  3. Told him, it was not the end of the world. Thou that opportunity was gone, there are more opportunities to come.
  4. Help build back his confidence. Focused and reminded him of other accomplishments he had achieved.
  5. Tell him failing is part of life but not to get stuck in it. To move on or try again at the task.

In the 2015 Wimbledon and 2016 Australian women tennis tournament, Sirena Williams has shown an A star behaviour of managing failure. Although as of when these games were played, she was the number one world female tennis played. When she came the runner-up and failed to reach the first place for these tournaments, she dealt with it gracefully. This example shows we all deal with failure, but how we deal with it is what makes us different. Helping children have an understanding of failure contribute to their output in life and seeing it from a positive perspective.

Dyslexia, What A Load of……

I remember at the age of 5 or 6 my dad asked me to spell ‘Cat’ and I found it quite difficult. I sounded it out phonetically but still found it hard to spell. He tugged my ear, and said, “listen to the sound”. It took him writing the word for me to actually spell ‘Cat’. I remember being told in university I was lazy in writing and spelling, and needed to use my dictionary more. I should listen more and teach myself how to read and write again. I later realised I enjoyed reading from back to front, I found it difficult identifying my left side from right and had to reminded myself by feeling a scar on my left palm before I knew left from right. This was my coping mechanism. Not too long ago someone identified I am creative with visualising things, which I did not notice.

helping with dyslexia|renny adejuwon

Due to the lack of understanding dyslexia, many children and teenagers still have stories like this. The debate by educationalist and theorist is endless (Read), one side suggest there is nothing like dyslexia while others suggest it exist. Institutions label children of having learning difficulties and not identifying their dyslexia. In educational learning and working with children there are three major different learning styles, visual, kinesthetic and auditory. Why hasn’t this been applied to dyslexia? Identifying that some children are creative and maybe have different way of reading and spelling.

While studying Applied Child Psychology one of the modules was on phonetics and how children learn to spell. One fundamental lesson was based on how some children spell phonetically while others learn by memorizing the words. This should be considered and applied into classes by teachers identifying children that learn phonetically or by memorizing words. Children should not be labeled wrongly for having dyslexia but rather teaching should be creative in the class room to help children reach their full potential.

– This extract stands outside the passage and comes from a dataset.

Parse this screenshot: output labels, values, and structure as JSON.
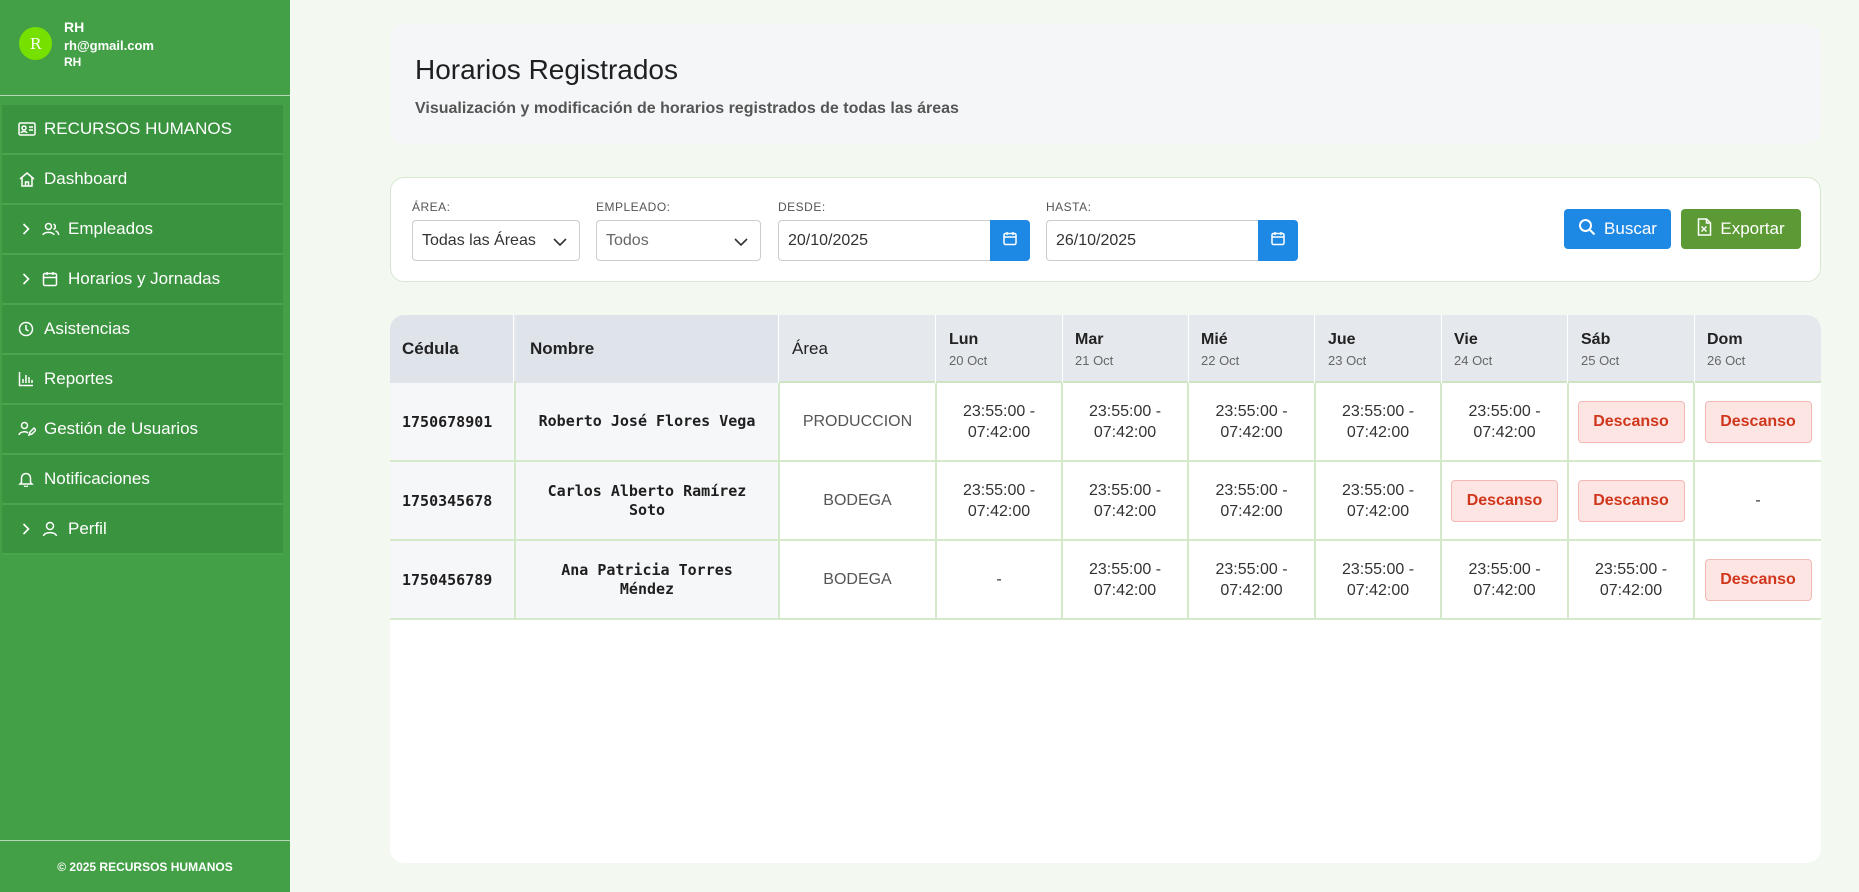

Children with dyslexia can be helped from a young age to become competent readers and writers but first the the right support needs to be provided. 

37 Common Characteristics of Dyslexia and The British Dyslexia Association can be of help.

Why I Love Childcare

what is childcare, what is early years?

  • It is exploration.
  • It is imaginary.
  • It is creative.
  • It is impacting.
  • It is empowering.
  • It is mind opening.
  • It bridges connection.
  • It is the next generation.
  • It is playful.
  • It is childhood.
  • It is meaningful.
  • It affects everyone.
  • It is thoughtful.
  • It is developing relationship.
  • It is learning.
  • It is full of surprise.
  • It is colourful.
  • It is growth.
  • It is personality.
  • It is passion.